**WORK REQUEST**
Each entry should appear in the answer exactly as written.

(Data about app and page elements)
════════════════════

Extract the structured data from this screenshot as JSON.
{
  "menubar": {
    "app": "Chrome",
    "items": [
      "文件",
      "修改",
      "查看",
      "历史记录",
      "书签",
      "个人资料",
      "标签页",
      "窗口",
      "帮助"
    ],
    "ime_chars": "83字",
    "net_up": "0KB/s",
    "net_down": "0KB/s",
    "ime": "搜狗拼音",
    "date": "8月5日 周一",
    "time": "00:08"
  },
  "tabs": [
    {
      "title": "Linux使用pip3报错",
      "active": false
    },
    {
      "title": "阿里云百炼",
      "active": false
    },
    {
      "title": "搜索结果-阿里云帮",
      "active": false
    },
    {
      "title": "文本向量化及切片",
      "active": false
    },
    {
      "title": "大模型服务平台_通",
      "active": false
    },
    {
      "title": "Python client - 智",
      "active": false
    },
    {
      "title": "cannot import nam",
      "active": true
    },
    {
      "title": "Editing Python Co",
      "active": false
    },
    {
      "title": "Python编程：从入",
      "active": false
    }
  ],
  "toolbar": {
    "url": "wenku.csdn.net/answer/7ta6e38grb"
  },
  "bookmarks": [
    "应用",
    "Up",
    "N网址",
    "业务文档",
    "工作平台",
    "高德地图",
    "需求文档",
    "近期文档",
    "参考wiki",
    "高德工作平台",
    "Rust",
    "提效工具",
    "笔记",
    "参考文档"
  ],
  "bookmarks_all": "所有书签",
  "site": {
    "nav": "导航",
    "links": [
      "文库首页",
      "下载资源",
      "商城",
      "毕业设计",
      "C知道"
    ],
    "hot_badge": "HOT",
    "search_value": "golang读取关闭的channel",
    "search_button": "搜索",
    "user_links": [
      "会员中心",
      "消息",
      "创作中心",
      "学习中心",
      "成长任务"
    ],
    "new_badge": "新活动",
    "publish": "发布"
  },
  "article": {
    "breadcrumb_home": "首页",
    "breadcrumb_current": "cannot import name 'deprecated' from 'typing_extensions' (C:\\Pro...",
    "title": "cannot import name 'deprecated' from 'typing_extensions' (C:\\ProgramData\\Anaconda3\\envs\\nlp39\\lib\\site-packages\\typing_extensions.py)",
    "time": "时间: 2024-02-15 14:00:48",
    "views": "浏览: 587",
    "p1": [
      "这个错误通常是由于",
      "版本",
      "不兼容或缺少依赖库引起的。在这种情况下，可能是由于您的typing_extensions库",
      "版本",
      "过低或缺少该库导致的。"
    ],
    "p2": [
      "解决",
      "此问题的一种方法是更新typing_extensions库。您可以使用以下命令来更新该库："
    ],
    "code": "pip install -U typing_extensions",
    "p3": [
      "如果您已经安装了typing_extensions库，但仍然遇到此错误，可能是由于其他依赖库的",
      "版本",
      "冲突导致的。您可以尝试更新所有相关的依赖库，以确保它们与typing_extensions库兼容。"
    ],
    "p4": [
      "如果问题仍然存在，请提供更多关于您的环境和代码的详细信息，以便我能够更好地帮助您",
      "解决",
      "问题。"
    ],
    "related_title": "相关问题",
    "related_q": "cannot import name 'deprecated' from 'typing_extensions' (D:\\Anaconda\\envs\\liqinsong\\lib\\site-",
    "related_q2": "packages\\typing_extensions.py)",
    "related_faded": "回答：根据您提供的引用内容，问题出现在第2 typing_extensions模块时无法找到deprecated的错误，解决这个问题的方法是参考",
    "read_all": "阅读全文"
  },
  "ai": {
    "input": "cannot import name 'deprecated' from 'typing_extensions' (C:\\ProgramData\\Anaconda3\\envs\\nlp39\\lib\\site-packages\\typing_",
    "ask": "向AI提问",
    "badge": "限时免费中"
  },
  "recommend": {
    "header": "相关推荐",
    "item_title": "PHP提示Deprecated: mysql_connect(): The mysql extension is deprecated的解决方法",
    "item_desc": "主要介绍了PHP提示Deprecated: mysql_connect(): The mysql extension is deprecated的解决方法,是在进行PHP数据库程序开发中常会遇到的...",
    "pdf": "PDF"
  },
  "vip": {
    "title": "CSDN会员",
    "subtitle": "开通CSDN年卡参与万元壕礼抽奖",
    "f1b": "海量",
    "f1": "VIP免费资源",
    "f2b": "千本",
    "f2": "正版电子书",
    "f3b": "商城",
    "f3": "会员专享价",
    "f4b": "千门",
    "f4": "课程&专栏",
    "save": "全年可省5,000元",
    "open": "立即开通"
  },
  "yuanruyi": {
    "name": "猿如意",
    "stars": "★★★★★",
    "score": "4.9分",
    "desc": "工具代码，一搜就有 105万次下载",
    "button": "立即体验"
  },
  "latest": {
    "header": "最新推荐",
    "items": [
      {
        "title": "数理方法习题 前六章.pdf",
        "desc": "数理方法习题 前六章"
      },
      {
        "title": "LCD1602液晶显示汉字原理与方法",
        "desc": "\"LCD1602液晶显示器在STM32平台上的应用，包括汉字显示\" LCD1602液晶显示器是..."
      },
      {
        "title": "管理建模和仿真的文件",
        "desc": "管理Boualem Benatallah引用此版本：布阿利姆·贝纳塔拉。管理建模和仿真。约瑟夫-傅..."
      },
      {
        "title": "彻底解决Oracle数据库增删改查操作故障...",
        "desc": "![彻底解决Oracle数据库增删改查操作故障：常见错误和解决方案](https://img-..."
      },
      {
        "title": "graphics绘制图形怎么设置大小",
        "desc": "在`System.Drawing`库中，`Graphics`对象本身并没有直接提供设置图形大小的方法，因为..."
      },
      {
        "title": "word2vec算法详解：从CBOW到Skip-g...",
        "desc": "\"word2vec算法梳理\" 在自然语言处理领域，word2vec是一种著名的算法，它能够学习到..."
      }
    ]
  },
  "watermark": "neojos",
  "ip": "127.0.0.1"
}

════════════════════

**WRITTEN ANSWER**
Extract the structured data from this screenshot as JSON.
{
  "menubar": {
    "app": "Chrome",
    "items": [
      "文件",
      "修改",
      "查看",
      "历史记录",
      "书签",
      "个人资料",
      "标签页",
      "窗口",
      "帮助"
    ],
    "ime_chars": "83字",
    "net_up": "0KB/s",
    "net_down": "0KB/s",
    "ime": "搜狗拼音",
    "date": "8月5日 周一",
    "time": "00:08"
  },
  "tabs": [
    {
      "title": "Linux使用pip3报错",
      "active": false
    },
    {
      "title": "阿里云百炼",
      "active": false
    },
    {
      "title": "搜索结果-阿里云帮",
      "active": false
    },
    {
      "title": "文本向量化及切片",
      "active": false
    },
    {
      "title": "大模型服务平台_通",
      "active": false
    },
    {
      "title": "Python client - 智",
      "active": false
    },
    {
      "title": "cannot import nam",
      "active": true
    },
    {
      "title": "Editing Python Co",
      "active": false
    },
    {
      "title": "Python编程：从入",
      "active": false
    }
  ],
  "toolbar": {
    "url": "wenku.csdn.net/answer/7ta6e38grb"
  },
  "bookmarks": [
    "应用",
    "Up",
    "N网址",
    "业务文档",
    "工作平台",
    "高德地图",
    "需求文档",
    "近期文档",
    "参考wiki",
    "高德工作平台",
    "Rust",
    "提效工具",
    "笔记",
    "参考文档"
  ],
  "bookmarks_all": "所有书签",
  "site": {
    "nav": "导航",
    "links": [
      "文库首页",
      "下载资源",
      "商城",
      "毕业设计",
      "C知道"
    ],
    "hot_badge": "HOT",
    "search_value": "golang读取关闭的channel",
    "search_button": "搜索",
    "user_links": [
      "会员中心",
      "消息",
      "创作中心",
      "学习中心",
      "成长任务"
    ],
    "new_badge": "新活动",
    "publish": "发布"
  },
  "article": {
    "breadcrumb_home": "首页",
    "breadcrumb_current": "cannot import name 'deprecated' from 'typing_extensions' (C:\\Pro...",
    "title": "cannot import name 'deprecated' from 'typing_extensions' (C:\\ProgramData\\Anaconda3\\envs\\nlp39\\lib\\site-packages\\typing_extensions.py)",
    "time": "时间: 2024-02-15 14:00:48",
    "views": "浏览: 587",
    "p1": [
      "这个错误通常是由于",
      "版本",
      "不兼容或缺少依赖库引起的。在这种情况下，可能是由于您的typing_extensions库",
      "版本",
      "过低或缺少该库导致的。"
    ],
    "p2": [
      "解决",
      "此问题的一种方法是更新typing_extensions库。您可以使用以下命令来更新该库："
    ],
    "code": "pip install -U typing_extensions",
    "p3": [
      "如果您已经安装了typing_extensions库，但仍然遇到此错误，可能是由于其他依赖库的",
      "版本",
      "冲突导致的。您可以尝试更新所有相关的依赖库，以确保它们与typing_extensions库兼容。"
    ],
    "p4": [
      "如果问题仍然存在，请提供更多关于您的环境和代码的详细信息，以便我能够更好地帮助您",
      "解决",
      "问题。"
    ],
    "related_title": "相关问题",
    "related_q": "cannot import name 'deprecated' from 'typing_extensions' (D:\\Anaconda\\envs\\liqinsong\\lib\\site-",
    "related_q2": "packages\\typing_extensions.py)",
    "related_faded": "回答：根据您提供的引用内容，问题出现在第2 typing_extensions模块时无法找到deprecated的错误，解决这个问题的方法是参考",
    "read_all": "阅读全文"
  },
  "ai": {
    "input": "cannot import name 'deprecated' from 'typing_extensions' (C:\\ProgramData\\Anaconda3\\envs\\nlp39\\lib\\site-packages\\typing_",
    "ask": "向AI提问",
    "badge": "限时免费中"
  },
  "recommend": {
    "header": "相关推荐",
    "item_title": "PHP提示Deprecated: mysql_connect(): The mysql extension is deprecated的解决方法",
    "item_desc": "主要介绍了PHP提示Deprecated: mysql_connect(): The mysql extension is deprecated的解决方法,是在进行PHP数据库程序开发中常会遇到的...",
    "pdf": "PDF"
  },
  "vip": {
    "title": "CSDN会员",
    "subtitle": "开通CSDN年卡参与万元壕礼抽奖",
    "f1b": "海量",
    "f1": "VIP免费资源",
    "f2b": "千本",
    "f2": "正版电子书",
    "f3b": "商城",
    "f3": "会员专享价",
    "f4b": "千门",
    "f4": "课程&专栏",
    "save": "全年可省5,000元",
    "open": "立即开通"
  },
  "yuanruyi": {
    "name": "猿如意",
    "stars": "★★★★★",
    "score": "4.9分",
    "desc": "工具代码，一搜就有 105万次下载",
    "button": "立即体验"
  },
  "latest": {
    "header": "最新推荐",
    "items": [
      {
        "title": "数理方法习题 前六章.pdf",
        "desc": "数理方法习题 前六章"
      },
      {
        "title": "LCD1602液晶显示汉字原理与方法",
        "desc": "\"LCD1602液晶显示器在STM32平台上的应用，包括汉字显示\" LCD1602液晶显示器是..."
      },
      {
        "title": "管理建模和仿真的文件",
        "desc": "管理Boualem Benatallah引用此版本：布阿利姆·贝纳塔拉。管理建模和仿真。约瑟夫-傅..."
      },
      {
        "title": "彻底解决Oracle数据库增删改查操作故障...",
        "desc": "![彻底解决Oracle数据库增删改查操作故障：常见错误和解决方案](https://img-..."
      },
      {
        "title": "graphics绘制图形怎么设置大小",
        "desc": "在`System.Drawing`库中，`Graphics`对象本身并没有直接提供设置图形大小的方法，因为..."
      },
      {
        "title": "word2vec算法详解：从CBOW到Skip-g...",
        "desc": "\"word2vec算法梳理\" 在自然语言处理领域，word2vec是一种著名的算法，它能够学习到..."
      }
    ]
  },
  "watermark": "neojos",
  "ip": "127.0.0.1"
}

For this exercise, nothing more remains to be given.